Small purchase of Microsoft
On April 22, I made a small purchase of additional shares of Microsoft (NASDAQ:MSFT) at $52.04. (If my crystal ball had been working properly, I would have waited until it moved to the $49 range on April 29th!) MSFT now represents 4.4% of the portfolio.
Here is the portfolio with prices as of the close on Friday, April 29. Div is the annual dividend or distribution. Yld is the yield as of April 29. %Port is the percentage of the portfolio represented by each holding (and sector). %Inc is the percentage of portfolio income represented by each holding (and sector). Basis is the cost basis for each holding. Credit is the S&P credit rating for the company. CCC is the number of consecutive years of dividend increases, as maintained by David Fish's list of Champions, Contenders and Challengers. GPC is not rated by S&P, so the Value Line rating is listed. PSA's company rating is A and all of PSA's preferred issues are rated BBB+ by S&P.
|Int Bus M||IBM||145.94||5.20||3.6||4.3||4.3||140.78||AA-||20|
|Pub St Pfd||PSA.B||26.09||1.35||5.2||3.1||4.4||25.38||A/BBB+|
There are now 33 holdings in the portfolio:
- 27 common stocks
- 2 preferred stocks (PSA.B, AGM.C)
- 2 master limited partnerships (EPD, EVA)
- 2 ETFs (VNQ, VWO).
The portfolio yield as of April 29, 2016 was 3.6%. The gain for 2016 through April 29 has been 10.9%.
I welcome your questions and suggestions and I always enjoy our conversations in the comment thread. I encourage you to participate.
It is not my intent to advocate buying or selling any security. I offer this update to share ideas for stocks to study and as part of the journal of my ongoing effort to build a retirement income portfolio that puts a priority on relative safety, a history of dividend growth and solid future prospects.
Everyone's situation is different.
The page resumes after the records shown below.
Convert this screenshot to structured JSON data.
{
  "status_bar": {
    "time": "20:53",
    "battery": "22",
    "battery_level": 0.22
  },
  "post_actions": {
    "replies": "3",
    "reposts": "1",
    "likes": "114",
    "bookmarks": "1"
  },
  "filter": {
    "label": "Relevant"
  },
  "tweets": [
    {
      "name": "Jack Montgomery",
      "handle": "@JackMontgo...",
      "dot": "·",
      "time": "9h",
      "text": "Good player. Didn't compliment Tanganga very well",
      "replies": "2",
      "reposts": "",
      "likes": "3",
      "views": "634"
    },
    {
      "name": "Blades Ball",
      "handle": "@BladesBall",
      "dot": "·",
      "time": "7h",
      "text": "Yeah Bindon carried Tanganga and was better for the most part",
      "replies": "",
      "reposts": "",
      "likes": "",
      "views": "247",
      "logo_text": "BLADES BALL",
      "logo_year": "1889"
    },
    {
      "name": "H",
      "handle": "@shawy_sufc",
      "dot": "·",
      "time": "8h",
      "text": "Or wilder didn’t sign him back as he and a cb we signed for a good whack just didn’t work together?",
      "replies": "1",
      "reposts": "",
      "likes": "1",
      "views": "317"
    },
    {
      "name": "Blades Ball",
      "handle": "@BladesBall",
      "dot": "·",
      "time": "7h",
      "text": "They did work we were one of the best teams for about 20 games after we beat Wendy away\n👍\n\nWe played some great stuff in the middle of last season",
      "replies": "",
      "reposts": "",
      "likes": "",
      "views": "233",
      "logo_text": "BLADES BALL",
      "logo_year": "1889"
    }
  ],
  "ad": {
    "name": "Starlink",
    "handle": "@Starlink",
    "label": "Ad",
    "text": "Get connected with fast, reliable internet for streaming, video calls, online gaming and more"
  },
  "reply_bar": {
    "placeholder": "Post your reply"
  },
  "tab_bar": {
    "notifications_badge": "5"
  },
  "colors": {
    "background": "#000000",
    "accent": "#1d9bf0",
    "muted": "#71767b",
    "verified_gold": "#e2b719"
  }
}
Please do your own due diligence.
Disclosure: I am/we are long MMM, GE, CMI, EMR, UNP, DOV, MSFT, IBM, CSCO, QCOM, TXN, JNJ, PFE, MRK, PG, WMT, ADM, PEP, EPD,PEGI,EVA, PSA.B, VNQ, WPC, HASI, CNP,WEC, SO, DUK, GPC,AGM.C, T, VWO.
I wrote this article myself, and it expresses my own opinions. I am not receiving compensation for it (other than from Seeking Alpha). I have no business relationship with any company whose stock is mentioned in this article.